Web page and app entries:
########################################
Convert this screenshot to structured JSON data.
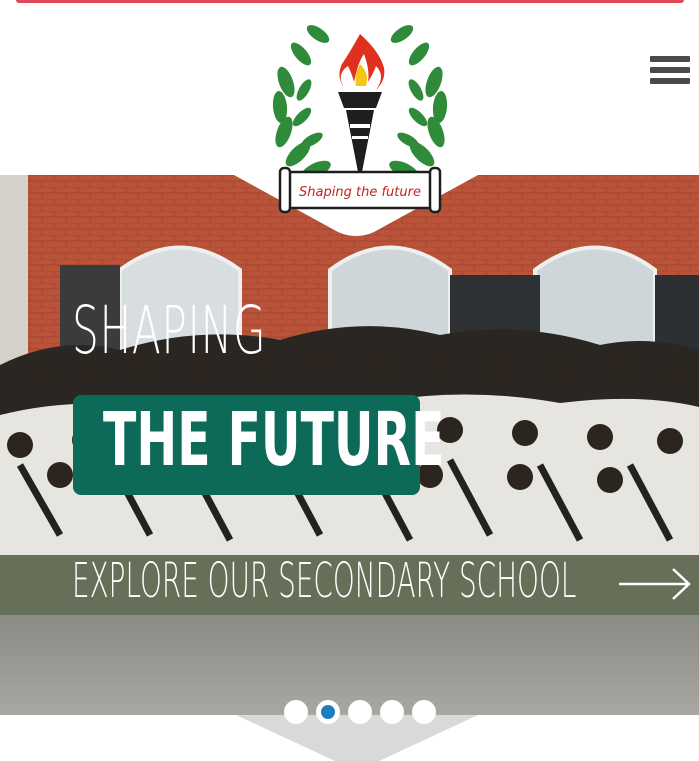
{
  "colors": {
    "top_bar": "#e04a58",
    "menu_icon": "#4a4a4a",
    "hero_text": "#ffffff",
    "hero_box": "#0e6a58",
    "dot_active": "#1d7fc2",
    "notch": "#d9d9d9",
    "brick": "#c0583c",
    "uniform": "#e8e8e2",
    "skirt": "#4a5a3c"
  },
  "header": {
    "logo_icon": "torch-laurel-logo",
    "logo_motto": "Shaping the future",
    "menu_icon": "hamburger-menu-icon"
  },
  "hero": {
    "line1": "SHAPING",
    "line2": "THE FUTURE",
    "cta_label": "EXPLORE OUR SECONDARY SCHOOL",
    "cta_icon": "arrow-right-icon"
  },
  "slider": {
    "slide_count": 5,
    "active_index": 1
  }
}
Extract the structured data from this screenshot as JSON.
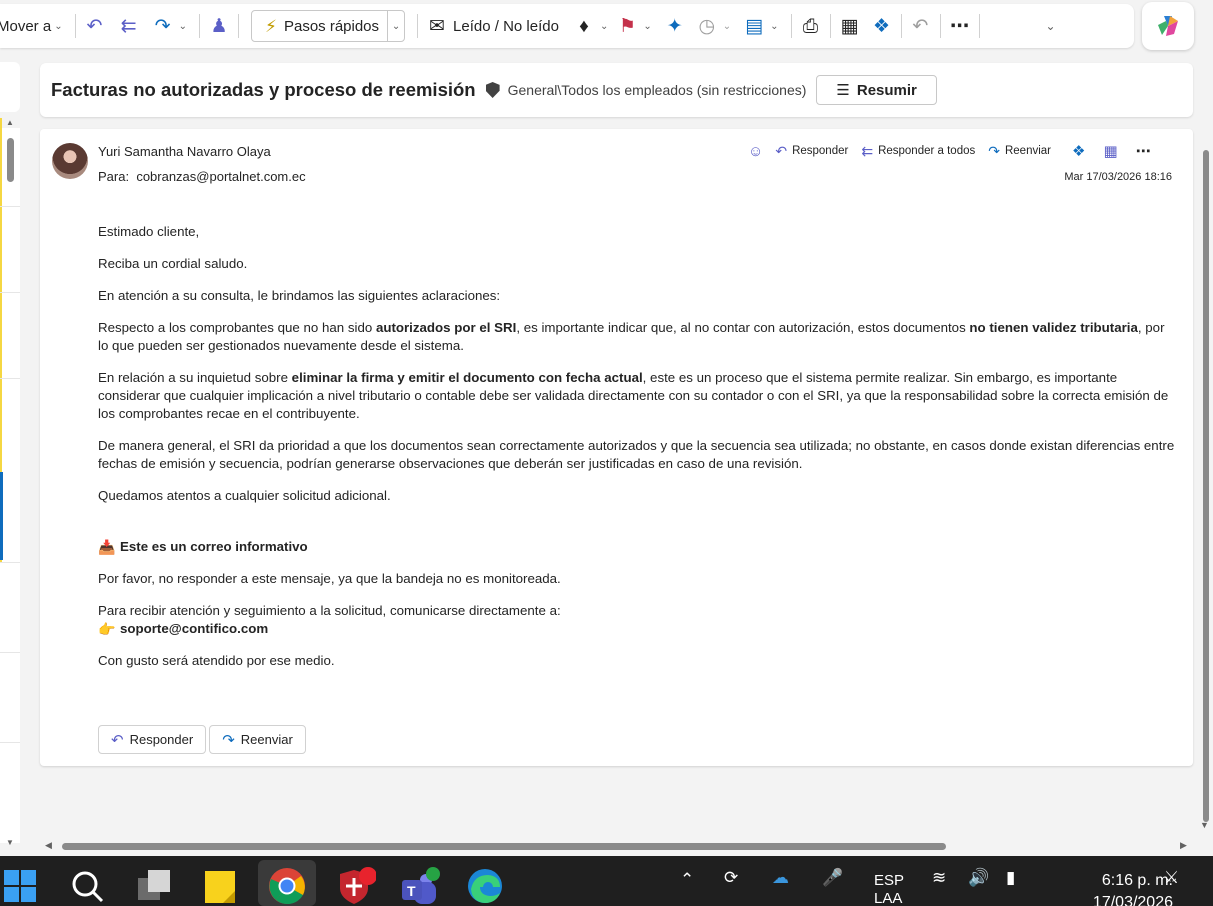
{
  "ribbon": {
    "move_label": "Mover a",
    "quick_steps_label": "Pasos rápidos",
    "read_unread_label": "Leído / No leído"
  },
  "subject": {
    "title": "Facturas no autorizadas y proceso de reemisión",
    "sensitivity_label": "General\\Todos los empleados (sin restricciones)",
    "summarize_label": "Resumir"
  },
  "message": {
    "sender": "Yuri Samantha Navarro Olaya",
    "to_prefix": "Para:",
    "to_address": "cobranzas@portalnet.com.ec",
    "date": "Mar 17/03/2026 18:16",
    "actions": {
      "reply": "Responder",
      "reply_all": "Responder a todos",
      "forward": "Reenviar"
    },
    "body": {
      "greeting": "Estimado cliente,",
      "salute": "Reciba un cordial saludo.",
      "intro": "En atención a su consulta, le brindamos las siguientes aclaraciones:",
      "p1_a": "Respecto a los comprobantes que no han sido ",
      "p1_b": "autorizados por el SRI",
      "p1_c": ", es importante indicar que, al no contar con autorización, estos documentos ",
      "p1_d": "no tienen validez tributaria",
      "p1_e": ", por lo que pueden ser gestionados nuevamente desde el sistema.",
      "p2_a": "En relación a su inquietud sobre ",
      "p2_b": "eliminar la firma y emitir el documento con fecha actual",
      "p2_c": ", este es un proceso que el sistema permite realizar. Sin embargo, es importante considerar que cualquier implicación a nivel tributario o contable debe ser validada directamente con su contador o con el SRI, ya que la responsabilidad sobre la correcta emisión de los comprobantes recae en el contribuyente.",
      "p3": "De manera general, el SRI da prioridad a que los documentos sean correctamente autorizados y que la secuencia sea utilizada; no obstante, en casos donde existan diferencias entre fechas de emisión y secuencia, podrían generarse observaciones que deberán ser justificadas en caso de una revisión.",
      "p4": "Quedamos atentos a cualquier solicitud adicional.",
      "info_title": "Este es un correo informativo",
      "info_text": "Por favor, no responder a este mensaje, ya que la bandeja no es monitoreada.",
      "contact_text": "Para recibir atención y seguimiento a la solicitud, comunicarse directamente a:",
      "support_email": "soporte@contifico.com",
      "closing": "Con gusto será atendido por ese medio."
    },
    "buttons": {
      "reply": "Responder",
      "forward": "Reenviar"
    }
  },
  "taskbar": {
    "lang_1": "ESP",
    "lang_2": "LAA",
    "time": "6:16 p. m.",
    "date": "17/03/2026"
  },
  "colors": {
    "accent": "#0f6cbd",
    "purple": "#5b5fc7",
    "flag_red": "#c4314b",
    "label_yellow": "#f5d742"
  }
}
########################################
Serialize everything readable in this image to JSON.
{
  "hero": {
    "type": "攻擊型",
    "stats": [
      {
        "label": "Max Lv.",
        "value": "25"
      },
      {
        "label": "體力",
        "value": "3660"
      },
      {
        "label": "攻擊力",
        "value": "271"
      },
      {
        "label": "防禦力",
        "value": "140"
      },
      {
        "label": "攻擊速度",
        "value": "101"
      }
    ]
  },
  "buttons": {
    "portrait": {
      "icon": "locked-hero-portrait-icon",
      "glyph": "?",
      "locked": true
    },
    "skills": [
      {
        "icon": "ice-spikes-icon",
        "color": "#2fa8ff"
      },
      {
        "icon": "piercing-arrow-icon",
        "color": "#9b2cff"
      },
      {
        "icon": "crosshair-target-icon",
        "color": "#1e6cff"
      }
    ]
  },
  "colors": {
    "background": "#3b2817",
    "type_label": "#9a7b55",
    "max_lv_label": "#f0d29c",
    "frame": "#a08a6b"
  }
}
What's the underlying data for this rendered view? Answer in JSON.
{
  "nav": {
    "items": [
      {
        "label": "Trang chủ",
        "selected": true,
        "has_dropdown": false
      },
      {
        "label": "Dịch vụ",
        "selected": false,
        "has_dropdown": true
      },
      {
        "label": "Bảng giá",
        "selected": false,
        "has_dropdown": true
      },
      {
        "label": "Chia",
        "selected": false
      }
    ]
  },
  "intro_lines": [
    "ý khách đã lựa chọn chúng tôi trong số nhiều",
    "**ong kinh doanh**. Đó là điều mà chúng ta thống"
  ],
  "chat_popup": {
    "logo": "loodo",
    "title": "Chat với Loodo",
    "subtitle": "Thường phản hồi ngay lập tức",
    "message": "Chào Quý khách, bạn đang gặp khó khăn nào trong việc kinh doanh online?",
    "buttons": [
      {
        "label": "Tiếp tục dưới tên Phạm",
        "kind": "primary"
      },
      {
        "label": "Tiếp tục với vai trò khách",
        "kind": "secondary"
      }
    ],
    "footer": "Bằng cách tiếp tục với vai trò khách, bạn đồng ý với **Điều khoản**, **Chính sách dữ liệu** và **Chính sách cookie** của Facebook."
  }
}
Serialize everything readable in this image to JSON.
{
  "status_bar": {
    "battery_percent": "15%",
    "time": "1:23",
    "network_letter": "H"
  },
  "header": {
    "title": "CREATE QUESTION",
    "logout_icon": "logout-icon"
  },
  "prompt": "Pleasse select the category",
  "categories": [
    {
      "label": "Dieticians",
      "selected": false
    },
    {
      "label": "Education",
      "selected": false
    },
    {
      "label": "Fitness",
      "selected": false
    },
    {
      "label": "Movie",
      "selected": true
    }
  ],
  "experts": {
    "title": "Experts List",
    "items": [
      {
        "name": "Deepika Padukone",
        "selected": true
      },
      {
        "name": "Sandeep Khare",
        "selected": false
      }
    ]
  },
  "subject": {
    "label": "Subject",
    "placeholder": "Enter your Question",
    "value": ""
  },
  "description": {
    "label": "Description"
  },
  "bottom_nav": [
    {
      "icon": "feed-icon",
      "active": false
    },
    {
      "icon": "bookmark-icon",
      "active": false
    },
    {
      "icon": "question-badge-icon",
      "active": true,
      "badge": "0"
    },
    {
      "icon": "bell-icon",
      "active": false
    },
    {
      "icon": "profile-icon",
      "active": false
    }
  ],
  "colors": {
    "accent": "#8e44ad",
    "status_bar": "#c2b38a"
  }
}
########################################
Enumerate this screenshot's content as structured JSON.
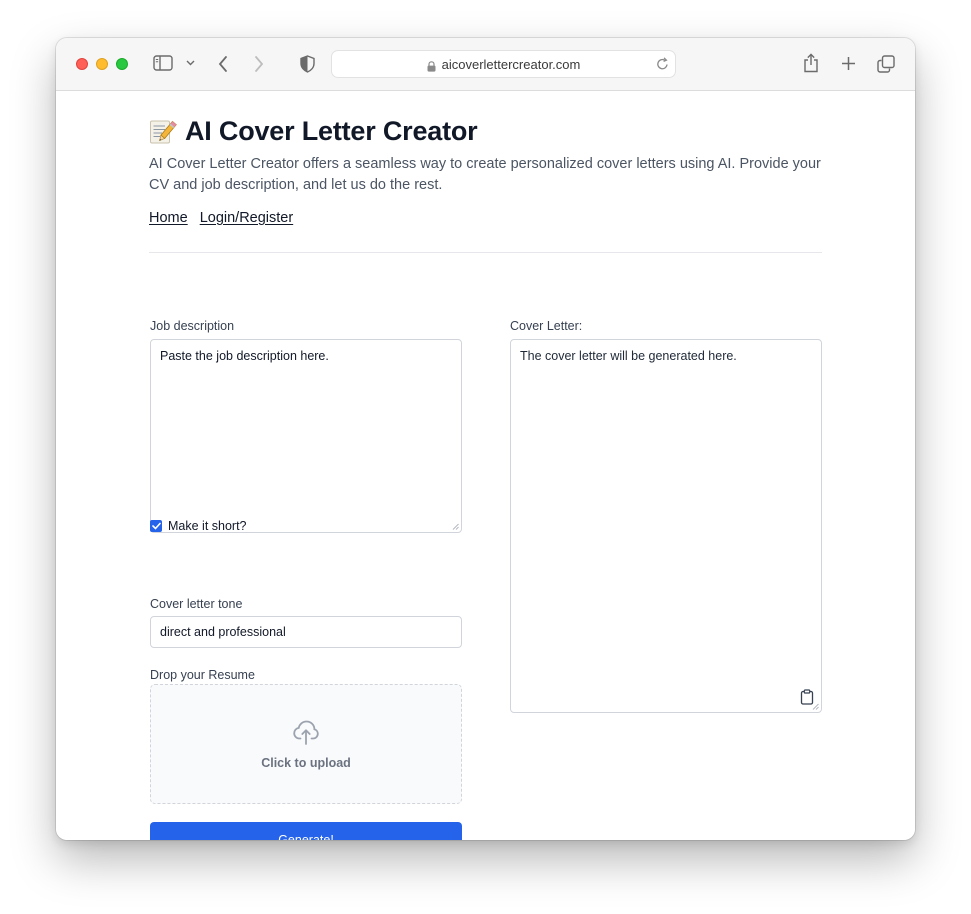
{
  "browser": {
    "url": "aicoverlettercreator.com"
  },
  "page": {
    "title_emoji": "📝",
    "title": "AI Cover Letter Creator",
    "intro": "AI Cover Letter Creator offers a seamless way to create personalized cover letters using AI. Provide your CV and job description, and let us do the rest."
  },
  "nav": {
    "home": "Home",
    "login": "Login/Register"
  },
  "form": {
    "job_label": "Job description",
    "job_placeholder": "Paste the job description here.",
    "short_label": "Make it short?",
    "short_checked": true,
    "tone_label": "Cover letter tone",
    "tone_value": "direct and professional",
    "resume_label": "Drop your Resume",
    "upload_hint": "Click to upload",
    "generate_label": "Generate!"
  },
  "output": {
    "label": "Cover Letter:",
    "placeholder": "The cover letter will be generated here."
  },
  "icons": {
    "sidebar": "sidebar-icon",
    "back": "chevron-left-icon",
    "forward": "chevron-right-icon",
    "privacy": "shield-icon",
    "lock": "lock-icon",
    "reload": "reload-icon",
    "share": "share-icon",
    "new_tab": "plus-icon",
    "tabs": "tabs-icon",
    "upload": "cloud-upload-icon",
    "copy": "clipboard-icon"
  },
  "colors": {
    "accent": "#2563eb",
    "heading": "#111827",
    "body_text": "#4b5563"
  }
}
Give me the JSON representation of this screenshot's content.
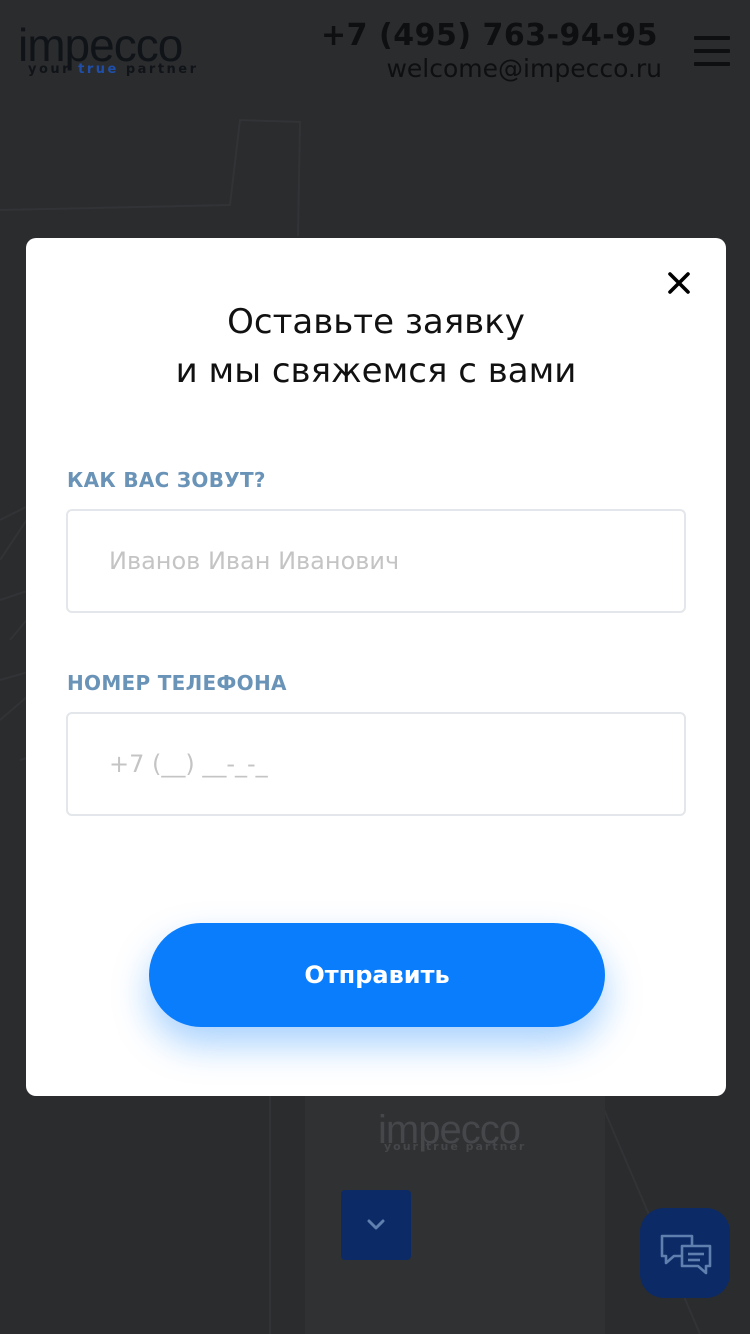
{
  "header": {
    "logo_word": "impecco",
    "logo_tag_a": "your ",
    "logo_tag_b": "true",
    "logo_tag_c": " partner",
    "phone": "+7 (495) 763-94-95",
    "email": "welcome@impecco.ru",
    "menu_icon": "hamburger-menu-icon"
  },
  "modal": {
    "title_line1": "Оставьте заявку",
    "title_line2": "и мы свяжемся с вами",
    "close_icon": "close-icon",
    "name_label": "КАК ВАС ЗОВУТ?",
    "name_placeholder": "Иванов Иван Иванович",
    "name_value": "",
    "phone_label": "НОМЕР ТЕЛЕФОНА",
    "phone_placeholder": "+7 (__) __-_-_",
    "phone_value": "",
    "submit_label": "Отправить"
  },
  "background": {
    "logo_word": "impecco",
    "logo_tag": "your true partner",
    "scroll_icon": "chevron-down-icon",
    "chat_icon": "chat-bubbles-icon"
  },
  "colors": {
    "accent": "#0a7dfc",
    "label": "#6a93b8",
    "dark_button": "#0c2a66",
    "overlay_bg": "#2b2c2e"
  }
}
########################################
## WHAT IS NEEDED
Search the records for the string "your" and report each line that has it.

## OUTPUT OF THE TASK
    "placeholder": "Enter your Question",
    "intro": "AI Cover Letter Creator offers a seamless way to create personalized cover letters using AI. Provide your CV and job description, and let us do the rest."
    "resume_label": "Drop your Resume",
    "logo_tag_a": "your ",
    "logo_tag": "your true partner",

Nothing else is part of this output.